▶ [Exercise description]
Copy out the records that appear below, exactly as each one reads.
START Records supplied
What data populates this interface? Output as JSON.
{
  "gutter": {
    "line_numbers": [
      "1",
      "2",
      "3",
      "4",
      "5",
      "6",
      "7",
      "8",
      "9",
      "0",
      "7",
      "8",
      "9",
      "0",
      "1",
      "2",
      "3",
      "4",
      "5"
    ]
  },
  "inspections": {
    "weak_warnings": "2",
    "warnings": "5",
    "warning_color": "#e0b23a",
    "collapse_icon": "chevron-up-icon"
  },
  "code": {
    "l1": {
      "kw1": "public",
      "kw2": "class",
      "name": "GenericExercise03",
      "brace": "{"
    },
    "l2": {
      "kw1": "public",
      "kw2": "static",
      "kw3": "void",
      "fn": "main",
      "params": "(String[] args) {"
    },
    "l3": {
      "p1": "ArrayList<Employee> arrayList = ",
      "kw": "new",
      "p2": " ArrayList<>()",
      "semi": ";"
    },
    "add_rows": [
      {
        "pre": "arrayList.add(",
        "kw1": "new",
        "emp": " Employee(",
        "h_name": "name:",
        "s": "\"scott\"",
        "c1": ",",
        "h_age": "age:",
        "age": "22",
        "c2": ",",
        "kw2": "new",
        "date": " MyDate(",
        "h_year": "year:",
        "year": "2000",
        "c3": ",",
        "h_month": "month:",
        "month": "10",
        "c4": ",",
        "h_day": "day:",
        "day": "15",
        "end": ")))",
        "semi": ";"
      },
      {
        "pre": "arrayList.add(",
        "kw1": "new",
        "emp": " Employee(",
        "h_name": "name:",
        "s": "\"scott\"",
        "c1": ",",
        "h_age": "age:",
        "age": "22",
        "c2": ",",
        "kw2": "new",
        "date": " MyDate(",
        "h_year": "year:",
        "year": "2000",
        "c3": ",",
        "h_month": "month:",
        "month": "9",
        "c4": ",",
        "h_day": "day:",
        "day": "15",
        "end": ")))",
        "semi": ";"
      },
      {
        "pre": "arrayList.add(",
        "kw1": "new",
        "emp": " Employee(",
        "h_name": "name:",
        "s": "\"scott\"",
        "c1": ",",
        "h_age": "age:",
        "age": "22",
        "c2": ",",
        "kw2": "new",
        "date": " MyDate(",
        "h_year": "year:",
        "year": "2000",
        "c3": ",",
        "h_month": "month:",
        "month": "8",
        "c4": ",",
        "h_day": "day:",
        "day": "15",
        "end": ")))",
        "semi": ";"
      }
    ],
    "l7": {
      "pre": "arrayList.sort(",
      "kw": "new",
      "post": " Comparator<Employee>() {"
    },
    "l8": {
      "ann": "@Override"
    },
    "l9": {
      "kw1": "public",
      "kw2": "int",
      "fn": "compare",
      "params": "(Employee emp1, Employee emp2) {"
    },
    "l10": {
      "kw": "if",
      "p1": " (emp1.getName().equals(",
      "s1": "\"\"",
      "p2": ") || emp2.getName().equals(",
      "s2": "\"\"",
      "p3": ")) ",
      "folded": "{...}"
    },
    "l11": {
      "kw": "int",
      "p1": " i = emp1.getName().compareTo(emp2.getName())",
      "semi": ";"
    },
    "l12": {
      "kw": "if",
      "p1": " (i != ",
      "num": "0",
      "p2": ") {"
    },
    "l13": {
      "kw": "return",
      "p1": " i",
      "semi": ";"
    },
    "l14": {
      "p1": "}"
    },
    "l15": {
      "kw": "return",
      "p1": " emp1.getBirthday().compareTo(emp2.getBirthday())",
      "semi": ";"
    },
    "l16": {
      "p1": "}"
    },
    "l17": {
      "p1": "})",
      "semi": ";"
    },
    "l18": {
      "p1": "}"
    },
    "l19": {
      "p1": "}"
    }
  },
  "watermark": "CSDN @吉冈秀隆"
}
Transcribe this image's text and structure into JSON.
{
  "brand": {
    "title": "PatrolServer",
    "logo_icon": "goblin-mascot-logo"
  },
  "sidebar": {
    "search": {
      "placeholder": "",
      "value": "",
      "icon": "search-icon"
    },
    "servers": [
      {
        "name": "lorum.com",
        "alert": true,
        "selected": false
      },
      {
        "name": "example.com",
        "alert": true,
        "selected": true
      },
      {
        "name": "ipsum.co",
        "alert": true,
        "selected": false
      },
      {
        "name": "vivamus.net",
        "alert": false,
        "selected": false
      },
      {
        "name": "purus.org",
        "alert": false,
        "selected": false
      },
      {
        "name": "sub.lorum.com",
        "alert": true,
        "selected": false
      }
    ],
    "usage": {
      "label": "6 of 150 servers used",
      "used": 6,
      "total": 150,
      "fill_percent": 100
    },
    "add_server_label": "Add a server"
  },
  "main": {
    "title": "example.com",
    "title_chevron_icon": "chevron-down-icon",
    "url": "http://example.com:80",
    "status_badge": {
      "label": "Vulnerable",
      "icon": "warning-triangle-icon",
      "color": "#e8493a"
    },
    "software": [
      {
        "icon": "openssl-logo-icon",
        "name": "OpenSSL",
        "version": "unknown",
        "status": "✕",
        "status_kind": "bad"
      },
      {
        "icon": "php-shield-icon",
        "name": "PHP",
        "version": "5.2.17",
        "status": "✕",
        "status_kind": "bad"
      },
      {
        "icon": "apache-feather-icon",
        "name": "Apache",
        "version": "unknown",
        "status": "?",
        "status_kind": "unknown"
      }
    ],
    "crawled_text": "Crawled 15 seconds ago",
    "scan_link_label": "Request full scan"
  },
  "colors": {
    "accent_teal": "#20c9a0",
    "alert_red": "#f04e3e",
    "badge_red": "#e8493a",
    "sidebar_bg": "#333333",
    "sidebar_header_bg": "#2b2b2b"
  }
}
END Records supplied
▶ [Answer for this exercise]
What data populates this interface? Output as JSON.
{
  "gutter": {
    "line_numbers": [
      "1",
      "2",
      "3",
      "4",
      "5",
      "6",
      "7",
      "8",
      "9",
      "0",
      "7",
      "8",
      "9",
      "0",
      "1",
      "2",
      "3",
      "4",
      "5"
    ]
  },
  "inspections": {
    "weak_warnings": "2",
    "warnings": "5",
    "warning_color": "#e0b23a",
    "collapse_icon": "chevron-up-icon"
  },
  "code": {
    "l1": {
      "kw1": "public",
      "kw2": "class",
      "name": "GenericExercise03",
      "brace": "{"
    },
    "l2": {
      "kw1": "public",
      "kw2": "static",
      "kw3": "void",
      "fn": "main",
      "params": "(String[] args) {"
    },
    "l3": {
      "p1": "ArrayList<Employee> arrayList = ",
      "kw": "new",
      "p2": " ArrayList<>()",
      "semi": ";"
    },
    "add_rows": [
      {
        "pre": "arrayList.add(",
        "kw1": "new",
        "emp": " Employee(",
        "h_name": "name:",
        "s": "\"scott\"",
        "c1": ",",
        "h_age": "age:",
        "age": "22",
        "c2": ",",
        "kw2": "new",
        "date": " MyDate(",
        "h_year": "year:",
        "year": "2000",
        "c3": ",",
        "h_month": "month:",
        "month": "10",
        "c4": ",",
        "h_day": "day:",
        "day": "15",
        "end": ")))",
        "semi": ";"
      },
      {
        "pre": "arrayList.add(",
        "kw1": "new",
        "emp": " Employee(",
        "h_name": "name:",
        "s": "\"scott\"",
        "c1": ",",
        "h_age": "age:",
        "age": "22",
        "c2": ",",
        "kw2": "new",
        "date": " MyDate(",
        "h_year": "year:",
        "year": "2000",
        "c3": ",",
        "h_month": "month:",
        "month": "9",
        "c4": ",",
        "h_day": "day:",
        "day": "15",
        "end": ")))",
        "semi": ";"
      },
      {
        "pre": "arrayList.add(",
        "kw1": "new",
        "emp": " Employee(",
        "h_name": "name:",
        "s": "\"scott\"",
        "c1": ",",
        "h_age": "age:",
        "age": "22",
        "c2": ",",
        "kw2": "new",
        "date": " MyDate(",
        "h_year": "year:",
        "year": "2000",
        "c3": ",",
        "h_month": "month:",
        "month": "8",
        "c4": ",",
        "h_day": "day:",
        "day": "15",
        "end": ")))",
        "semi": ";"
      }
    ],
    "l7": {
      "pre": "arrayList.sort(",
      "kw": "new",
      "post": " Comparator<Employee>() {"
    },
    "l8": {
      "ann": "@Override"
    },
    "l9": {
      "kw1": "public",
      "kw2": "int",
      "fn": "compare",
      "params": "(Employee emp1, Employee emp2) {"
    },
    "l10": {
      "kw": "if",
      "p1": " (emp1.getName().equals(",
      "s1": "\"\"",
      "p2": ") || emp2.getName().equals(",
      "s2": "\"\"",
      "p3": ")) ",
      "folded": "{...}"
    },
    "l11": {
      "kw": "int",
      "p1": " i = emp1.getName().compareTo(emp2.getName())",
      "semi": ";"
    },
    "l12": {
      "kw": "if",
      "p1": " (i != ",
      "num": "0",
      "p2": ") {"
    },
    "l13": {
      "kw": "return",
      "p1": " i",
      "semi": ";"
    },
    "l14": {
      "p1": "}"
    },
    "l15": {
      "kw": "return",
      "p1": " emp1.getBirthday().compareTo(emp2.getBirthday())",
      "semi": ";"
    },
    "l16": {
      "p1": "}"
    },
    "l17": {
      "p1": "})",
      "semi": ";"
    },
    "l18": {
      "p1": "}"
    },
    "l19": {
      "p1": "}"
    }
  },
  "watermark": "CSDN @吉冈秀隆"
}
Transcribe this image's text and structure into JSON.
{
  "brand": {
    "title": "PatrolServer",
    "logo_icon": "goblin-mascot-logo"
  },
  "sidebar": {
    "search": {
      "placeholder": "",
      "value": "",
      "icon": "search-icon"
    },
    "servers": [
      {
        "name": "lorum.com",
        "alert": true,
        "selected": false
      },
      {
        "name": "example.com",
        "alert": true,
        "selected": true
      },
      {
        "name": "ipsum.co",
        "alert": true,
        "selected": false
      },
      {
        "name": "vivamus.net",
        "alert": false,
        "selected": false
      },
      {
        "name": "purus.org",
        "alert": false,
        "selected": false
      },
      {
        "name": "sub.lorum.com",
        "alert": true,
        "selected": false
      }
    ],
    "usage": {
      "label": "6 of 150 servers used",
      "used": 6,
      "total": 150,
      "fill_percent": 100
    },
    "add_server_label": "Add a server"
  },
  "main": {
    "title": "example.com",
    "title_chevron_icon": "chevron-down-icon",
    "url": "http://example.com:80",
    "status_badge": {
      "label": "Vulnerable",
      "icon": "warning-triangle-icon",
      "color": "#e8493a"
    },
    "software": [
      {
        "icon": "openssl-logo-icon",
        "name": "OpenSSL",
        "version": "unknown",
        "status": "✕",
        "status_kind": "bad"
      },
      {
        "icon": "php-shield-icon",
        "name": "PHP",
        "version": "5.2.17",
        "status": "✕",
        "status_kind": "bad"
      },
      {
        "icon": "apache-feather-icon",
        "name": "Apache",
        "version": "unknown",
        "status": "?",
        "status_kind": "unknown"
      }
    ],
    "crawled_text": "Crawled 15 seconds ago",
    "scan_link_label": "Request full scan"
  },
  "colors": {
    "accent_teal": "#20c9a0",
    "alert_red": "#f04e3e",
    "badge_red": "#e8493a",
    "sidebar_bg": "#333333",
    "sidebar_header_bg": "#2b2b2b"
  }
}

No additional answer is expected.